But the story has interesting turns and events. And Nachiket's character is really inspiring for Vedantins.
My version of the story is this - after the father had said, "Go away, and die" - Nachiket left home. Then he (certainly in many years), strove and found out some of the deepest secrets of life and death. And then, as usually happened in the stories of those times - pieces were taken from different places and knit together. Let alone this, these scriptures were famously called "Shruti's", literally "heard (stuff)", as these were passed on to others and to the next generation just by oral recitations. Then it becomes so easy and probable for these stories to get garbled.
But the captivating part of the story is how the kid Nachiket was not able to bear seeing his father doing fraud. And fraud too, not in normal worldly affairs, but in deeds related to religion and spirituality. Every lover of truth must have had the same reaction. The Truth comes first, and then all the relations. If some unknown person does this, then maybe interrupting him is not the right call always, but if this kind of deed is done by somebody who is so close to oneself, like one's father, with whom one lives and eats, then one ought to speak up. And was it a small thing? You are giving away cows, that too cadaverous! Which can neither give milk nor offspring. Whom are you trying to fool, sir? All the people you are giving these things to is your subject, maybe that's why they are not objecting. Who knows, after the yagya their throats get slit. Or forget that, even during the yagya, what if they were made human-sacrifice! This is why everyone kept quiet.

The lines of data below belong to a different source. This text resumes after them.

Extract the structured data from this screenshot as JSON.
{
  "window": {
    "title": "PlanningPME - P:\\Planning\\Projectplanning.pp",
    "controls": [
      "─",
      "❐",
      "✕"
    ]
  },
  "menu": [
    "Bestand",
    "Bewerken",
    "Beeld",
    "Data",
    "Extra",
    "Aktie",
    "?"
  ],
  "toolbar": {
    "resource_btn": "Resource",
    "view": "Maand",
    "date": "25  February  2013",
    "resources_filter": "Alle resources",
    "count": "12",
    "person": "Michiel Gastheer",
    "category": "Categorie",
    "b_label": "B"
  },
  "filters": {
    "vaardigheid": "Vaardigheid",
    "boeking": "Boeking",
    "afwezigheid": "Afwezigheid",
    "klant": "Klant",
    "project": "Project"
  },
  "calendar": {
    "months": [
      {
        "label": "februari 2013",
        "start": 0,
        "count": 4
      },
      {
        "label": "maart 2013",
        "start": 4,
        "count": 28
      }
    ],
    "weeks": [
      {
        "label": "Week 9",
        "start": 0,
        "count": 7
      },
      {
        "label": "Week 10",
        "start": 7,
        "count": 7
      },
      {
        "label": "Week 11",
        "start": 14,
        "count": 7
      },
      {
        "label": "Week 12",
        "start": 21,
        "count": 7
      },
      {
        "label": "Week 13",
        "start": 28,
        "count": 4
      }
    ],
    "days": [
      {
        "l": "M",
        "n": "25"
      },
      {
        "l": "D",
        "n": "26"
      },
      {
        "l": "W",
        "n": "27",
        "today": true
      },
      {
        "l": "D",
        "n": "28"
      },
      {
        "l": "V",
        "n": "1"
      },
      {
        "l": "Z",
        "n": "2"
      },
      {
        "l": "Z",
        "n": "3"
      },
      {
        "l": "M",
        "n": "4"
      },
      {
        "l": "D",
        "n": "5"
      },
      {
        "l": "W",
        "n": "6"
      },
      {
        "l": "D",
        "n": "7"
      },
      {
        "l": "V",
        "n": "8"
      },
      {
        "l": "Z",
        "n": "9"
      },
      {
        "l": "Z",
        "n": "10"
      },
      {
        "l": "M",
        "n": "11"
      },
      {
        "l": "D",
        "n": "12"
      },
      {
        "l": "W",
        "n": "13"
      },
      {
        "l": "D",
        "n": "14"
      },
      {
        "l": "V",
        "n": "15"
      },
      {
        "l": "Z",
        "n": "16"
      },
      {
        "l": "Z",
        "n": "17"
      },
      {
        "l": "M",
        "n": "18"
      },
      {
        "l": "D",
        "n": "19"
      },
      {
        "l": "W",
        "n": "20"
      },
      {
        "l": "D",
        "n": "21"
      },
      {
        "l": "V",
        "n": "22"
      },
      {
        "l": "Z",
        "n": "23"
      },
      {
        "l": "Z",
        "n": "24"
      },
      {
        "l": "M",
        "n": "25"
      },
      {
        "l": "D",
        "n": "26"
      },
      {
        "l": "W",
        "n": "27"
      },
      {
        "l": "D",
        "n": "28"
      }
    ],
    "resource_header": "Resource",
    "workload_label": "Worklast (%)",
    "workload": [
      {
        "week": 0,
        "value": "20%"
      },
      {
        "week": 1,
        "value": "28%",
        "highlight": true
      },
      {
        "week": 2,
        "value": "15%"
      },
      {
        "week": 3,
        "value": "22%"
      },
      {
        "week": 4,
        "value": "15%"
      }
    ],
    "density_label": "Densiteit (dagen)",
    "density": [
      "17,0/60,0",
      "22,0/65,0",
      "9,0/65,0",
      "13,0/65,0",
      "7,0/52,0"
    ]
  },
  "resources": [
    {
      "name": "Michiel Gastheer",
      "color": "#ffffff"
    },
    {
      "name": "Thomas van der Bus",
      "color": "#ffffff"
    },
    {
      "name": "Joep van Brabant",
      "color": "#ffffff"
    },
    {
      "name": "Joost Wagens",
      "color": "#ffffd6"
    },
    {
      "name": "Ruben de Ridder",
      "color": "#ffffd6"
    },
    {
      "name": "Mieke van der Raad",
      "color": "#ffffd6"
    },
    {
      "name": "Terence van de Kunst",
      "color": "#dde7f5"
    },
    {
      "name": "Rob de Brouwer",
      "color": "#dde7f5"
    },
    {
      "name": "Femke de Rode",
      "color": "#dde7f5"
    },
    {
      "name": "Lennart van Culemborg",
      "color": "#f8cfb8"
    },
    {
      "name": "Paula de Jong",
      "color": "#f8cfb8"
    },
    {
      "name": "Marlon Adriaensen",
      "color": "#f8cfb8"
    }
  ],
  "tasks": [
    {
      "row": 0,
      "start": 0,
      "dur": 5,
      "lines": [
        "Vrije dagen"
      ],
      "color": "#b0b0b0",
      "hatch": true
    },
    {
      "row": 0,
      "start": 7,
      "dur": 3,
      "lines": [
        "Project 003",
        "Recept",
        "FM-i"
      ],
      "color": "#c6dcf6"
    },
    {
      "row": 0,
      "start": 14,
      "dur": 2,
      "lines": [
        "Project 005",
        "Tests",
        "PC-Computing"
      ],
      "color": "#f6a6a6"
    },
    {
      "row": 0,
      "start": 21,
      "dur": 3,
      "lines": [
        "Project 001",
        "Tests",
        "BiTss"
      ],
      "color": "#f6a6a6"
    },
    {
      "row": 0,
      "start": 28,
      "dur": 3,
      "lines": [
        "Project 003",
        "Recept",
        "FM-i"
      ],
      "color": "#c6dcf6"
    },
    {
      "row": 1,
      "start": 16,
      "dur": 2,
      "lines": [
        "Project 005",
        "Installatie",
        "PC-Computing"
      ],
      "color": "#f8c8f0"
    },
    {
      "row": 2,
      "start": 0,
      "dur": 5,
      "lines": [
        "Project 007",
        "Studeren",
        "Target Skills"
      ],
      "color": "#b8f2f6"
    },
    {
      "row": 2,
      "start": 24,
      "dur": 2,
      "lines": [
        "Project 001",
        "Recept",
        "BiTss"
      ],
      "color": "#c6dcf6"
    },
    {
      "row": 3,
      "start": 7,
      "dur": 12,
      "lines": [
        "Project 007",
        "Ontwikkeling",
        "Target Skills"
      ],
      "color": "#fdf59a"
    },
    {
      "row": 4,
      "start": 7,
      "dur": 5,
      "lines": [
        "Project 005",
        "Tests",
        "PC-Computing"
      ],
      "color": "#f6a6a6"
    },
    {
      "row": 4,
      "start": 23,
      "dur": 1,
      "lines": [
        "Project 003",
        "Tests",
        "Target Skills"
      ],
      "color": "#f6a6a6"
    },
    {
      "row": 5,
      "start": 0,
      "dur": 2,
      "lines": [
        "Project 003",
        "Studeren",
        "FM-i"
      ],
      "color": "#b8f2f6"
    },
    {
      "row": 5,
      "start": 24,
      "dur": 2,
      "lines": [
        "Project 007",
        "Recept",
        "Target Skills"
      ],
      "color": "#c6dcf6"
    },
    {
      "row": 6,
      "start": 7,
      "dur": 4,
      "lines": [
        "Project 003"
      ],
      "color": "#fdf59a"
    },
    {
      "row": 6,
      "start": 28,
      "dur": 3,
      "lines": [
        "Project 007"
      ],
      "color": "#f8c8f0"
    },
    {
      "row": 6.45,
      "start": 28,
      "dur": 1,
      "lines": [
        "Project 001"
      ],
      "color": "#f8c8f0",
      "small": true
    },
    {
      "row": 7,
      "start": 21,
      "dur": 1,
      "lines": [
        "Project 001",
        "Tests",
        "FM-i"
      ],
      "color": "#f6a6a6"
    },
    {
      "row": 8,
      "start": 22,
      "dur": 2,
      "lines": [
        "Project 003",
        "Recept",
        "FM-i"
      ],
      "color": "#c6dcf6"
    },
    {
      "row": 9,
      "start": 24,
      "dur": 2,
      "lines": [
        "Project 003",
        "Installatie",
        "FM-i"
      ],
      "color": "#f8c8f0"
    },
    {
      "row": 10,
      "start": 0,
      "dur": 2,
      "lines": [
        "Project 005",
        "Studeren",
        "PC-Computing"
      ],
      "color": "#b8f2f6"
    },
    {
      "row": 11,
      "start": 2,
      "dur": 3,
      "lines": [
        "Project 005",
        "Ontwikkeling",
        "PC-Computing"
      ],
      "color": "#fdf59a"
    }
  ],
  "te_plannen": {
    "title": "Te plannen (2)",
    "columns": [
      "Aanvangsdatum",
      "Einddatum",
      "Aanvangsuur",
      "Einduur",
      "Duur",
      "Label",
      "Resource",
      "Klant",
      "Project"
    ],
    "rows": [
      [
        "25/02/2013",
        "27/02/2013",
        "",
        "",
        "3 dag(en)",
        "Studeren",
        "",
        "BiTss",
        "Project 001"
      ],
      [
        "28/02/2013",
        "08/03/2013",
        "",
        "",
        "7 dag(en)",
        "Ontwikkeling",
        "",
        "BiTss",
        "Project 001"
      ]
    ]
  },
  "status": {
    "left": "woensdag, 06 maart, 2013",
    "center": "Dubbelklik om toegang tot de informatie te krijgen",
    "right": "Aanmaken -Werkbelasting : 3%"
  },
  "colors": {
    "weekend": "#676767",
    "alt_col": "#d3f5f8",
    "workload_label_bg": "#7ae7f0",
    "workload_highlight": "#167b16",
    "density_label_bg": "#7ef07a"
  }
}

Ideally, Nachiket should have also kept quiet, scared and intimated. India's son, and is not scared of his father? What will happen to Indian culture and civilization! Won't it collapse like a castle of sand? The Indian culture, where let alone a normal citizen, the most-reverent, the intelligent and the wise, Brahmin sages would show such despicable cunningness! But the followers of Vedanta are equally stubborn. Not easy to have a beef with them! Hence, Nachiket spoke. And spoke like fire, "Forget about cows, you tell me to whom are you going to donate me? You vowed to sacrifice everything, right? Then tell me whom am I being given to?" O dear Nachiket! You did the unbelievable! And then, the natural reaction came from the other side - "Ok, you are being given to death".
But again, Nachiket's reply was equal in intensity. Although it was clearly frightening, especially for a kid to hear this from his father's mouth, "Go away and die". But Nachiket held his ground, didn't flinch a bit and left home. That's it. Who will live in this abode of falsehood, with the leader of the liars? So he left in search of death. Every seeker of Truth will, for some time at least, will try to delve into the mystery of death as well. One of the universe's biggest and immovable truths is 'death'. One step on the way in knowing the Truth is knowing death as well.
What Nachiket learnt and understood after this, is less of a story and more of philosophy, so it should be discussed elsewhere. But this story, up to this point, has always been really enthralling for me.